Lead in Products and Imported Goods

Lead has been banned from house paint and lead content has been limited in children's products, but it still can be found in many common consumer and household products and in imported goods. Some examples include:

  • Children's toys and toy jewelry
  • Keys and keychains
  • Inks and dyes used in fabrics and packaging
  • Enamel bathtubs and sinks
  • Imported vinyl miniblinds
  • Glazed pottery, especially from China and Mexico
  • Folk remedies and medicine (e.g. Gaw Mo Dah)
  • Imported cosmetics (e.g. Kohl, Surma, Thanakha and Kajal)
  • Candy from Mexico
  • Imported food cans

Search for recalled products containing lead

Lead Information for Refugees and New Americans

You and your children may have come in contact with lead before coming to the United States. Lead is found in common products—such as amulets, trinkets, pottery and candy. It can also be in cosmetics like Thanakha, Surma, Kajal and Kohl, and in traditional remedies like Gaw Mo Dah. If you brought these items into the United States or receive them from friends or family, you can ask the Health Department if they are safe.

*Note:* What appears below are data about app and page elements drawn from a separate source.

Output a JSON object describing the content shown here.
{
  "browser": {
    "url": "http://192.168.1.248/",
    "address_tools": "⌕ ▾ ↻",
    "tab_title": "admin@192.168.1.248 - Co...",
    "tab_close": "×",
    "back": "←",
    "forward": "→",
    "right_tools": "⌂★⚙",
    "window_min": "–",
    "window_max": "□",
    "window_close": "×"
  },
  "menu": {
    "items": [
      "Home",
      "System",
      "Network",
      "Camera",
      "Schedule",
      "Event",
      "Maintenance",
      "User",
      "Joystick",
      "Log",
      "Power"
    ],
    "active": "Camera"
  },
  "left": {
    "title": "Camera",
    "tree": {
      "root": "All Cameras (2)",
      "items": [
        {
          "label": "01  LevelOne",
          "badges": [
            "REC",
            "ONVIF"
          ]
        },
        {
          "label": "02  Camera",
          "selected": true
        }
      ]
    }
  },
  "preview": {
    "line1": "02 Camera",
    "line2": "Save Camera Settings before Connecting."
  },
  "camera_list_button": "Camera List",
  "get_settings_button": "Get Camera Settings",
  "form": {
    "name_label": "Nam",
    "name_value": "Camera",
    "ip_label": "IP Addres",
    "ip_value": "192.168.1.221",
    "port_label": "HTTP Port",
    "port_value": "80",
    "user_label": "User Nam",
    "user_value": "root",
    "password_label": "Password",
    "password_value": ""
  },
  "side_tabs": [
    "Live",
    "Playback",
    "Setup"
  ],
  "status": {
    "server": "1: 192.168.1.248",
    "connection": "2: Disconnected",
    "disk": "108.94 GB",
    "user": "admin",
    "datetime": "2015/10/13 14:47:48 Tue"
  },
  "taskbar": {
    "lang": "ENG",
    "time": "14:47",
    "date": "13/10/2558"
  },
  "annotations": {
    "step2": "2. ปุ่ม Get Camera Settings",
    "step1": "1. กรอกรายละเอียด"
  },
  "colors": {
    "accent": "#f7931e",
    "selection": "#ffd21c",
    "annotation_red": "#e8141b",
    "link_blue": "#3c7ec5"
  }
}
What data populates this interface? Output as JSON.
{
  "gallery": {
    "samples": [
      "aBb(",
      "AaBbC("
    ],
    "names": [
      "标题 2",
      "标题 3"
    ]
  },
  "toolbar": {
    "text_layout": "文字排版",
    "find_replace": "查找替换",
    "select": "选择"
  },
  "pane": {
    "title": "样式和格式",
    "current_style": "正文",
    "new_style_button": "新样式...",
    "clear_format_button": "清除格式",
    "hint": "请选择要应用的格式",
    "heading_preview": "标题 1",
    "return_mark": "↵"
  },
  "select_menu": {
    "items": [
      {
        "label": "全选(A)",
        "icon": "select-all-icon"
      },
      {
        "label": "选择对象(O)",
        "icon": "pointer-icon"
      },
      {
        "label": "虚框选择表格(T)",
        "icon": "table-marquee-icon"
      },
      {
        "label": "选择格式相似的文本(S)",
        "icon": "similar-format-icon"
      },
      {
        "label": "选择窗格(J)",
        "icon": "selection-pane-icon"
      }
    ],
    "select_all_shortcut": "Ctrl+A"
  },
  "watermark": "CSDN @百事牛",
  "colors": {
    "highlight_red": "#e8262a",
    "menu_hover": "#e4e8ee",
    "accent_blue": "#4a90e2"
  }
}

The Health Department recommends every child between six months and 16 years old get tested for lead when coming to the United States. One more test should be done three to six months later. In addition, children need to be tested for lead at ages 1 and 2. Your health care provider can test you or your family for lead or can tell you where to get one.

Prevent Lead Poisoning Fact Sheet in Arabic | Nepali | Somali
Your Child's Lead Test Fact Sheet in Arabic | Nepali | Somali
Watch Prevent Lead Poisoning video in Arabic | Nepali | Somali

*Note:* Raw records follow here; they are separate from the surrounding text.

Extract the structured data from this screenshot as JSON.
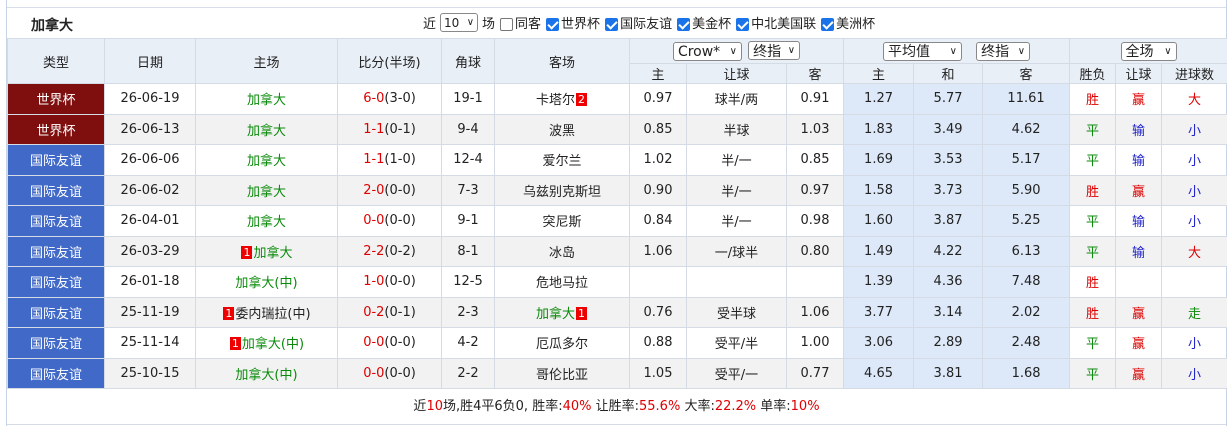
{
  "team": "加拿大",
  "filters": {
    "prefix": "近",
    "count": "10",
    "suffix": "场",
    "options": [
      {
        "label": "同客",
        "checked": false
      },
      {
        "label": "世界杯",
        "checked": true
      },
      {
        "label": "国际友谊",
        "checked": true
      },
      {
        "label": "美金杯",
        "checked": true
      },
      {
        "label": "中北美国联",
        "checked": true
      },
      {
        "label": "美洲杯",
        "checked": true
      }
    ]
  },
  "headers": {
    "type": "类型",
    "date": "日期",
    "home": "主场",
    "score": "比分(半场)",
    "corner": "角球",
    "away": "客场",
    "company_select": "Crow*",
    "asian_select": "终指",
    "avg_select": "平均值",
    "eu_select": "终指",
    "range_select": "全场",
    "sub_home": "主",
    "sub_handicap": "让球",
    "sub_away": "客",
    "sub_eu_home": "主",
    "sub_draw": "和",
    "sub_eu_away": "客",
    "sub_result": "胜负",
    "sub_hresult": "让球",
    "sub_goals": "进球数"
  },
  "rows": [
    {
      "type": "世界杯",
      "kind": "wc",
      "date": "26-06-19",
      "home": "加拿大",
      "home_card": "",
      "home_card_pos": "",
      "home_color": "green",
      "score": "6-0",
      "half": "(3-0)",
      "score_color": "red",
      "corner": "19-1",
      "away": "卡塔尔",
      "away_card": "2",
      "away_color": "",
      "o_home": "0.97",
      "o_hcp": "球半/两",
      "o_away": "0.91",
      "e_home": "1.27",
      "e_draw": "5.77",
      "e_away": "11.61",
      "res": "胜",
      "res_color": "red",
      "hres": "赢",
      "hres_color": "red",
      "goals": "大",
      "goals_color": "red"
    },
    {
      "type": "世界杯",
      "kind": "wc",
      "date": "26-06-13",
      "home": "加拿大",
      "home_card": "",
      "home_card_pos": "",
      "home_color": "green",
      "score": "1-1",
      "half": "(0-1)",
      "score_color": "red",
      "corner": "9-4",
      "away": "波黑",
      "away_card": "",
      "away_color": "",
      "o_home": "0.85",
      "o_hcp": "半球",
      "o_away": "1.03",
      "e_home": "1.83",
      "e_draw": "3.49",
      "e_away": "4.62",
      "res": "平",
      "res_color": "green",
      "hres": "输",
      "hres_color": "blue",
      "goals": "小",
      "goals_color": "blue"
    },
    {
      "type": "国际友谊",
      "kind": "fr",
      "date": "26-06-06",
      "home": "加拿大",
      "home_card": "",
      "home_card_pos": "",
      "home_color": "green",
      "score": "1-1",
      "half": "(1-0)",
      "score_color": "red",
      "corner": "12-4",
      "away": "爱尔兰",
      "away_card": "",
      "away_color": "",
      "o_home": "1.02",
      "o_hcp": "半/一",
      "o_away": "0.85",
      "e_home": "1.69",
      "e_draw": "3.53",
      "e_away": "5.17",
      "res": "平",
      "res_color": "green",
      "hres": "输",
      "hres_color": "blue",
      "goals": "小",
      "goals_color": "blue"
    },
    {
      "type": "国际友谊",
      "kind": "fr",
      "date": "26-06-02",
      "home": "加拿大",
      "home_card": "",
      "home_card_pos": "",
      "home_color": "green",
      "score": "2-0",
      "half": "(0-0)",
      "score_color": "red",
      "corner": "7-3",
      "away": "乌兹别克斯坦",
      "away_card": "",
      "away_color": "",
      "o_home": "0.90",
      "o_hcp": "半/一",
      "o_away": "0.97",
      "e_home": "1.58",
      "e_draw": "3.73",
      "e_away": "5.90",
      "res": "胜",
      "res_color": "red",
      "hres": "赢",
      "hres_color": "red",
      "goals": "小",
      "goals_color": "blue"
    },
    {
      "type": "国际友谊",
      "kind": "fr",
      "date": "26-04-01",
      "home": "加拿大",
      "home_card": "",
      "home_card_pos": "",
      "home_color": "green",
      "score": "0-0",
      "half": "(0-0)",
      "score_color": "red",
      "corner": "9-1",
      "away": "突尼斯",
      "away_card": "",
      "away_color": "",
      "o_home": "0.84",
      "o_hcp": "半/一",
      "o_away": "0.98",
      "e_home": "1.60",
      "e_draw": "3.87",
      "e_away": "5.25",
      "res": "平",
      "res_color": "green",
      "hres": "输",
      "hres_color": "blue",
      "goals": "小",
      "goals_color": "blue"
    },
    {
      "type": "国际友谊",
      "kind": "fr",
      "date": "26-03-29",
      "home": "加拿大",
      "home_card": "1",
      "home_card_pos": "before",
      "home_color": "green",
      "score": "2-2",
      "half": "(0-2)",
      "score_color": "red",
      "corner": "8-1",
      "away": "冰岛",
      "away_card": "",
      "away_color": "",
      "o_home": "1.06",
      "o_hcp": "一/球半",
      "o_away": "0.80",
      "e_home": "1.49",
      "e_draw": "4.22",
      "e_away": "6.13",
      "res": "平",
      "res_color": "green",
      "hres": "输",
      "hres_color": "blue",
      "goals": "大",
      "goals_color": "red"
    },
    {
      "type": "国际友谊",
      "kind": "fr",
      "date": "26-01-18",
      "home": "加拿大(中)",
      "home_card": "",
      "home_card_pos": "",
      "home_color": "green",
      "score": "1-0",
      "half": "(0-0)",
      "score_color": "red",
      "corner": "12-5",
      "away": "危地马拉",
      "away_card": "",
      "away_color": "",
      "o_home": "",
      "o_hcp": "",
      "o_away": "",
      "e_home": "1.39",
      "e_draw": "4.36",
      "e_away": "7.48",
      "res": "胜",
      "res_color": "red",
      "hres": "",
      "hres_color": "",
      "goals": "",
      "goals_color": ""
    },
    {
      "type": "国际友谊",
      "kind": "fr",
      "date": "25-11-19",
      "home": "委内瑞拉(中)",
      "home_card": "1",
      "home_card_pos": "before",
      "home_color": "",
      "score": "0-2",
      "half": "(0-1)",
      "score_color": "red",
      "corner": "2-3",
      "away": "加拿大",
      "away_card": "1",
      "away_color": "green",
      "o_home": "0.76",
      "o_hcp": "受半球",
      "o_away": "1.06",
      "e_home": "3.77",
      "e_draw": "3.14",
      "e_away": "2.02",
      "res": "胜",
      "res_color": "red",
      "hres": "赢",
      "hres_color": "red",
      "goals": "走",
      "goals_color": "green"
    },
    {
      "type": "国际友谊",
      "kind": "fr",
      "date": "25-11-14",
      "home": "加拿大(中)",
      "home_card": "1",
      "home_card_pos": "before",
      "home_color": "green",
      "score": "0-0",
      "half": "(0-0)",
      "score_color": "red",
      "corner": "4-2",
      "away": "厄瓜多尔",
      "away_card": "",
      "away_color": "",
      "o_home": "0.88",
      "o_hcp": "受平/半",
      "o_away": "1.00",
      "e_home": "3.06",
      "e_draw": "2.89",
      "e_away": "2.48",
      "res": "平",
      "res_color": "green",
      "hres": "赢",
      "hres_color": "red",
      "goals": "小",
      "goals_color": "blue"
    },
    {
      "type": "国际友谊",
      "kind": "fr",
      "date": "25-10-15",
      "home": "加拿大(中)",
      "home_card": "",
      "home_card_pos": "",
      "home_color": "green",
      "score": "0-0",
      "half": "(0-0)",
      "score_color": "red",
      "corner": "2-2",
      "away": "哥伦比亚",
      "away_card": "",
      "away_color": "",
      "o_home": "1.05",
      "o_hcp": "受平/一",
      "o_away": "0.77",
      "e_home": "4.65",
      "e_draw": "3.81",
      "e_away": "1.68",
      "res": "平",
      "res_color": "green",
      "hres": "赢",
      "hres_color": "red",
      "goals": "小",
      "goals_color": "blue"
    }
  ],
  "summary": {
    "prefix": "近",
    "n": "10",
    "mid": "场,胜4平6负0, 胜率:",
    "win_rate": "40%",
    "hcp_label": " 让胜率:",
    "hcp_rate": "55.6%",
    "big_label": " 大率:",
    "big_rate": "22.2%",
    "odd_label": " 单率:",
    "odd_rate": "10%"
  },
  "colors": {
    "wc": "#7f0f0f",
    "fr": "#4169c8",
    "win": "#dd0000",
    "draw": "#0a8a0a",
    "loss": "#1f22c9"
  }
}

Lead in Vintage, Antique and Salvaged Items

Lead has been commonly used in many older household items and consumer goods—such as paint, furniture, jewelry, glassware and dishes, leaded crystal, brass, pewter, ceramics, tools, toys and other items.

Even in newer homes, Vermonters can be exposed to lead when they install salvaged building materials—such as doors, windows, sinks, bathtubs and plumbing fixtures. If you are unsure about the presence of lead, assume all vintage, antique and salvaged items contain lead. To live safely with older items, you should be aware of the health effects of lead and how to prevent lead exposure.

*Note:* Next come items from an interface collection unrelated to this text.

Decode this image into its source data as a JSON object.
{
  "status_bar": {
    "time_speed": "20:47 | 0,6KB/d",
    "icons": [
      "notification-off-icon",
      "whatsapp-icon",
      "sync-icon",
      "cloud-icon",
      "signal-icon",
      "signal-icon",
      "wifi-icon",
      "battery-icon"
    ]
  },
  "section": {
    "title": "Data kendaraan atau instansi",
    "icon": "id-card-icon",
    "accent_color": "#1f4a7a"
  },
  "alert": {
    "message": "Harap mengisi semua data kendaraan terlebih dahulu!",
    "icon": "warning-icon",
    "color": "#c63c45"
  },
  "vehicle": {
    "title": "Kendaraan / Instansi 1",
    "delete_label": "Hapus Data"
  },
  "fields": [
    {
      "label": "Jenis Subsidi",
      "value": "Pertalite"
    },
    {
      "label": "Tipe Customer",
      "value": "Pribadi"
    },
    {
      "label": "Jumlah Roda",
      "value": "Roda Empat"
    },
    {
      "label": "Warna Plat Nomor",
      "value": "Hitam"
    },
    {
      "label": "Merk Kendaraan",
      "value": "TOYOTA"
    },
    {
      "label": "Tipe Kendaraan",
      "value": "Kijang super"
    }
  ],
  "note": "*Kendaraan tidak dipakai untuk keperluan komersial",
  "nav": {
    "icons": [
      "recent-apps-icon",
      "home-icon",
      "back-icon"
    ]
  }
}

Live safely with vintage, antique and salvaged building materials

How to Do a Home Lead Dust Test

You can use a simple kit to find out if you have lead dust in your home. You can buy kits online or at a hardware store, but make sure your kit has instructions for sending samples to a lab. Lead tests that give immediate results are less accurate. Watch this video to learn how to do a lead dust test in your home.